>>>

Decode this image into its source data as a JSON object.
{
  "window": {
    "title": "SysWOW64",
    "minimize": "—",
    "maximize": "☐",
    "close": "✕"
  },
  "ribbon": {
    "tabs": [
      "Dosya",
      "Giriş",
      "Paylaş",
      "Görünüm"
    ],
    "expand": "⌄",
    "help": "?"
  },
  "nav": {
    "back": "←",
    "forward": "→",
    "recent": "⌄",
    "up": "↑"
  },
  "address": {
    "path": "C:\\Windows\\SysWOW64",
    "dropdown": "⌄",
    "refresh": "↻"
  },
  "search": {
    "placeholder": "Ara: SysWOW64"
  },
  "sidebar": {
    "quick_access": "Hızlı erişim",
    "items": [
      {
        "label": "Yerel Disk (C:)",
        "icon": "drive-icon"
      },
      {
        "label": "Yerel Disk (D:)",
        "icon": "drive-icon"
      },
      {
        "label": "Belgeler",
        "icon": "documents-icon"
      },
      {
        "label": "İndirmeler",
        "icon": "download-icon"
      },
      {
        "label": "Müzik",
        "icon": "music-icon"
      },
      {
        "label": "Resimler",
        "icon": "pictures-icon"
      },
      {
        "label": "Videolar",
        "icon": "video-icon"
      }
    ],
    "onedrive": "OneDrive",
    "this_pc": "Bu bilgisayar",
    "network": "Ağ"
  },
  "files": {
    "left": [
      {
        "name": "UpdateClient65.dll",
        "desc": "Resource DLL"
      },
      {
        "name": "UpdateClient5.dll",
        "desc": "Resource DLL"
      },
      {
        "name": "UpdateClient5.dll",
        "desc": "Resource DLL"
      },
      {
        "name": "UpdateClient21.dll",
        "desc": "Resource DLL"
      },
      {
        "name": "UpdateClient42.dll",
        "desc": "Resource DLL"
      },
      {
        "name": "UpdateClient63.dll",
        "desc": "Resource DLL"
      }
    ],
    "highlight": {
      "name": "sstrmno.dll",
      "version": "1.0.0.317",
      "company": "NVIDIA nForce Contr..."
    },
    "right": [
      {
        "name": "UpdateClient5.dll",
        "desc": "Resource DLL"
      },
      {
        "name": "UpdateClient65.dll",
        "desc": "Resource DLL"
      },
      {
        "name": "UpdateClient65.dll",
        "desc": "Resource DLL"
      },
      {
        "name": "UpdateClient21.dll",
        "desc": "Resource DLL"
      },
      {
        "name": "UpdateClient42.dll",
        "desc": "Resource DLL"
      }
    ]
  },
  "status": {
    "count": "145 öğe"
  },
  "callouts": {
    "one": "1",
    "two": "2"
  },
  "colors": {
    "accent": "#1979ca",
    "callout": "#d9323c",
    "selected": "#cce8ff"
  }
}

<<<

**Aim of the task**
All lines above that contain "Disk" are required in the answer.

**Written reply**
        "label": "Yerel Disk (C:)",
        "label": "Yerel Disk (D:)",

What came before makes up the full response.